DATA SHOWN:
....

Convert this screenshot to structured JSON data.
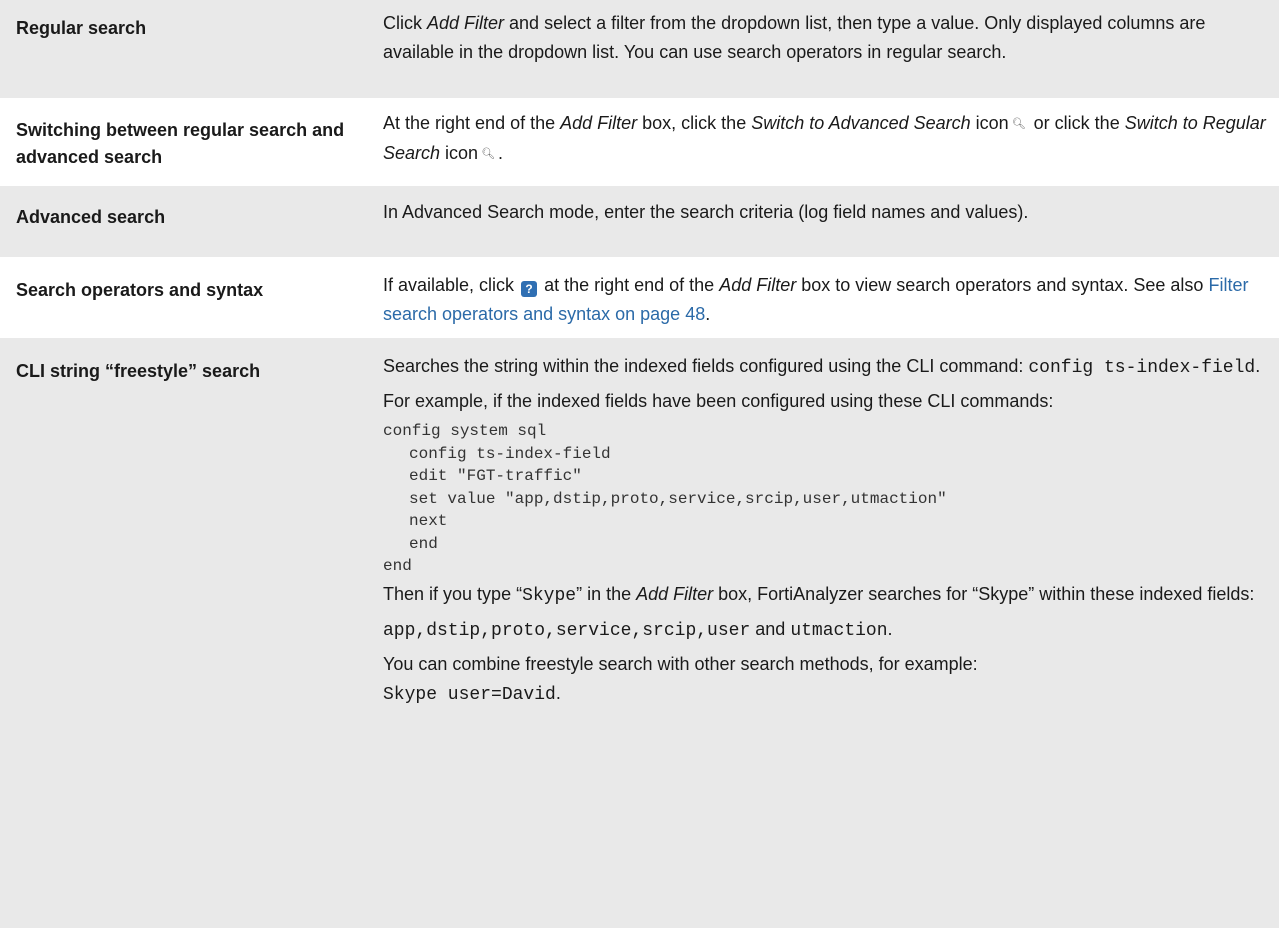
{
  "rows": [
    {
      "term": "Regular search",
      "desc_parts": [
        "Click ",
        "Add Filter",
        " and select a filter from the dropdown list, then type a value. Only displayed columns are available in the dropdown list. You can use search operators in regular search."
      ]
    },
    {
      "term": "Switching between regular search and advanced search",
      "desc_parts": [
        "At the right end of the ",
        "Add Filter",
        " box, click the ",
        "Switch to Advanced Search",
        " icon",
        " or click the ",
        "Switch to Regular Search",
        " icon",
        "."
      ]
    },
    {
      "term": "Advanced search",
      "desc": "In Advanced Search mode, enter the search criteria (log field names and values)."
    },
    {
      "term": "Search operators and syntax",
      "desc_parts": [
        "If available, click ",
        " at the right end of the ",
        "Add Filter",
        " box to view search operators and syntax. See also ",
        "Filter search operators and syntax on page 48",
        "."
      ]
    },
    {
      "term": "CLI string “freestyle” search",
      "p1_parts": [
        "Searches the string within the indexed fields configured using the CLI command: ",
        "config ts-index-field",
        "."
      ],
      "p2": "For example, if the indexed fields have been configured using these CLI commands:",
      "code": [
        "config system sql",
        "config ts-index-field",
        "edit \"FGT-traffic\"",
        "set value \"app,dstip,proto,service,srcip,user,utmaction\"",
        "next",
        "end",
        "end"
      ],
      "p3_parts": [
        "Then if you type “",
        "Skype",
        "” in the ",
        "Add Filter",
        " box, FortiAnalyzer searches for “Skype” within these indexed fields:"
      ],
      "p4_parts": [
        "app,dstip,proto,service,srcip,user",
        " and ",
        "utmaction",
        "."
      ],
      "p5_parts": [
        "You can combine freestyle search with other search methods, for example:",
        "Skype user=David",
        "."
      ]
    }
  ],
  "icons": {
    "advanced_search_icon": "search-advanced-icon",
    "regular_search_icon": "search-regular-icon",
    "help_icon_glyph": "?"
  },
  "colors": {
    "shaded_row": "#e9e9e9",
    "link": "#2b6aa8"
  }
}
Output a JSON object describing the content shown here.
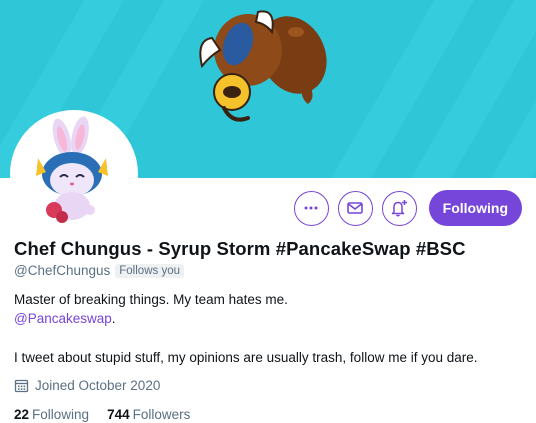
{
  "banner": {
    "background_color": "#2fc6d7",
    "mascot_icon": "bull-mascot-icon"
  },
  "avatar": {
    "icon": "bunny-chef-avatar-icon"
  },
  "actions": {
    "more_icon": "more-icon",
    "message_icon": "envelope-icon",
    "notify_icon": "bell-add-icon",
    "following_label": "Following",
    "accent_color": "#7645d9"
  },
  "profile": {
    "display_name": "Chef Chungus - Syrup Storm #PancakeSwap #BSC",
    "handle": "@ChefChungus",
    "follows_you_badge": "Follows you",
    "bio_line1": "Master of breaking things. My team hates me.",
    "bio_mention": "@Pancakeswap",
    "bio_mention_suffix": ".",
    "bio_line2": "I tweet about stupid stuff, my opinions are usually trash, follow me if you dare.",
    "joined_icon": "calendar-icon",
    "joined_text": "Joined October 2020",
    "following_count": "22",
    "following_label": "Following",
    "followers_count": "744",
    "followers_label": "Followers"
  }
}
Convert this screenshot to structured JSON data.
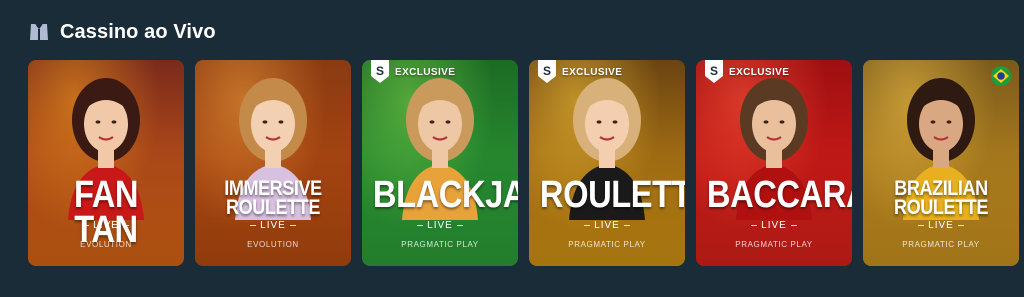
{
  "section": {
    "title": "Cassino ao Vivo",
    "icon": "live-casino-icon"
  },
  "cards": [
    {
      "title": "FAN TAN",
      "live": "LIVE",
      "provider": "EVOLUTION",
      "badge": "",
      "colors": {
        "top": "#7a2a1c",
        "bottom": "#e36a15",
        "glow": "#f7a21b"
      }
    },
    {
      "title": "IMMERSIVE ROULETTE",
      "live": "LIVE",
      "provider": "EVOLUTION",
      "badge": "",
      "colors": {
        "top": "#8a3a12",
        "bottom": "#c04f10",
        "glow": "#f0a03c"
      }
    },
    {
      "title": "BLACKJACK",
      "live": "LIVE",
      "provider": "PRAGMATIC PLAY",
      "badge": "EXCLUSIVE",
      "colors": {
        "top": "#1d6b24",
        "bottom": "#2fa63a",
        "glow": "#7fd24a"
      }
    },
    {
      "title": "ROULETTE",
      "live": "LIVE",
      "provider": "PRAGMATIC PLAY",
      "badge": "EXCLUSIVE",
      "colors": {
        "top": "#6a4312",
        "bottom": "#dc9a14",
        "glow": "#f6c63b"
      }
    },
    {
      "title": "BACCARAT",
      "live": "LIVE",
      "provider": "PRAGMATIC PLAY",
      "badge": "EXCLUSIVE",
      "colors": {
        "top": "#9e0f12",
        "bottom": "#e5231b",
        "glow": "#ff5a3a"
      }
    },
    {
      "title": "BRAZILIAN ROULETTE",
      "live": "LIVE",
      "provider": "PRAGMATIC PLAY",
      "badge": "",
      "flag": "brazil-flag-icon",
      "colors": {
        "top": "#7a5a1b",
        "bottom": "#d69a20",
        "glow": "#f4c44a"
      }
    }
  ]
}
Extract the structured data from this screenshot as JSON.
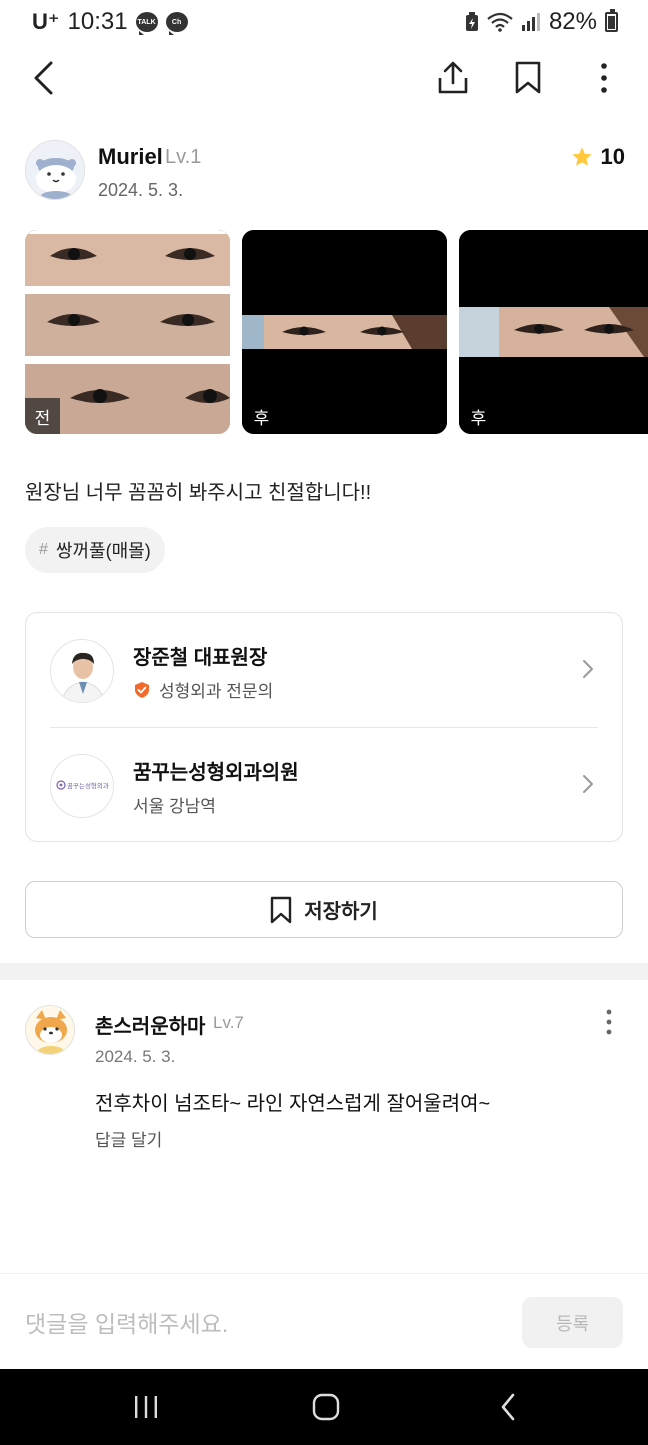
{
  "status_bar": {
    "carrier": "U⁺",
    "time": "10:31",
    "notif_1": "TALK",
    "notif_2": "Ch",
    "battery": "82%"
  },
  "top_bar": {
    "icons": [
      "back-arrow-icon",
      "share-icon",
      "bookmark-icon",
      "more-vertical-icon"
    ]
  },
  "review": {
    "author_name": "Muriel",
    "author_level": "Lv.1",
    "date": "2024. 5. 3.",
    "rating": "10",
    "photos": [
      {
        "tag": "전"
      },
      {
        "tag": "후"
      },
      {
        "tag": "후"
      }
    ],
    "text": "원장님 너무 꼼꼼히 봐주시고 친절합니다!!",
    "hashtag_symbol": "#",
    "hashtag": "쌍꺼풀(매몰)"
  },
  "doctor": {
    "name": "장준철 대표원장",
    "specialty": "성형외과 전문의"
  },
  "clinic": {
    "name": "꿈꾸는성형외과의원",
    "logo_text": "꿈꾸는성형외과",
    "location": "서울 강남역"
  },
  "save_button": {
    "label": "저장하기"
  },
  "comments": [
    {
      "name": "촌스러운하마",
      "level": "Lv.7",
      "date": "2024. 5. 3.",
      "text": "전후차이 넘조타~ 라인 자연스럽게 잘어울려여~",
      "reply_label": "답글 달기"
    }
  ],
  "comment_input": {
    "placeholder": "댓글을 입력해주세요.",
    "value": "",
    "submit_label": "등록"
  },
  "colors": {
    "star": "#FFC83D",
    "verified_badge": "#F26B2C",
    "border": "#E3E3E3",
    "muted": "#9A9A9A"
  }
}
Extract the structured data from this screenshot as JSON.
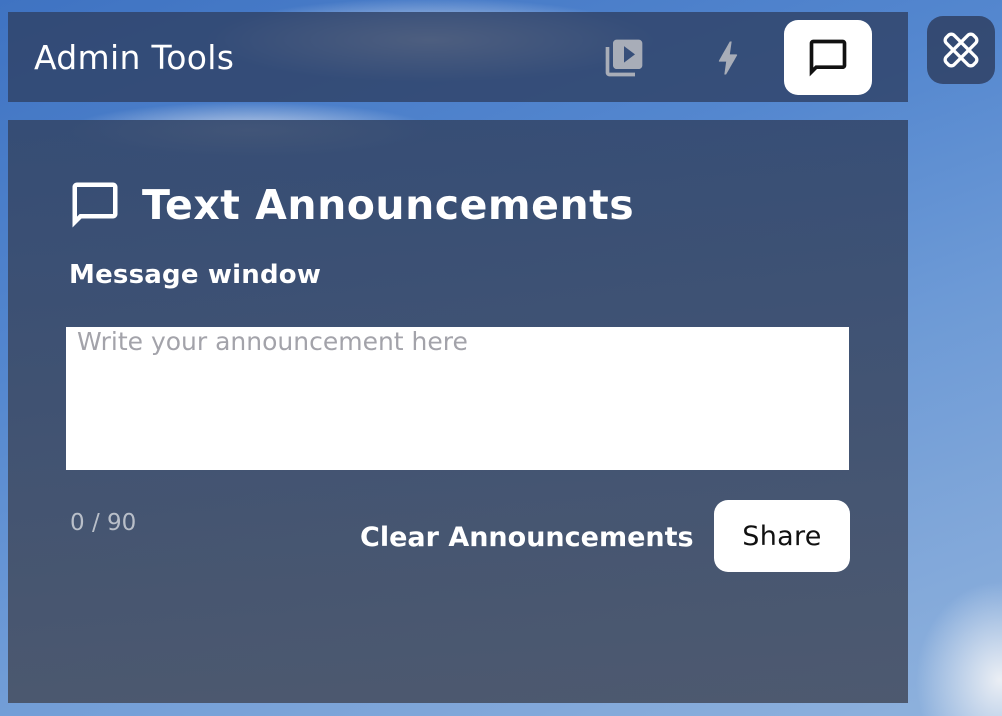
{
  "header": {
    "title": "Admin Tools",
    "buttons": [
      {
        "icon": "video-library-icon",
        "active": false
      },
      {
        "icon": "bolt-icon",
        "active": false
      },
      {
        "icon": "chat-bubble-icon",
        "active": true
      }
    ]
  },
  "side_button": {
    "icon": "tools-icon"
  },
  "panel": {
    "icon": "chat-bubble-icon",
    "title": "Text Announcements",
    "field_label": "Message window",
    "input": {
      "value": "",
      "placeholder": "Write your announcement here"
    },
    "char_count": "0 / 90",
    "clear_label": "Clear Announcements",
    "share_label": "Share"
  },
  "colors": {
    "panel_bg": "#34486c",
    "header_bg": "#304266",
    "active_button_bg": "#ffffff",
    "inactive_icon": "#a8adb8",
    "text_primary": "#ffffff",
    "placeholder": "#a3a3aa"
  }
}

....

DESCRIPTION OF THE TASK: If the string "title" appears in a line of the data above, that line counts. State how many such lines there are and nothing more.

REPLY TO THE EXERCISE: 9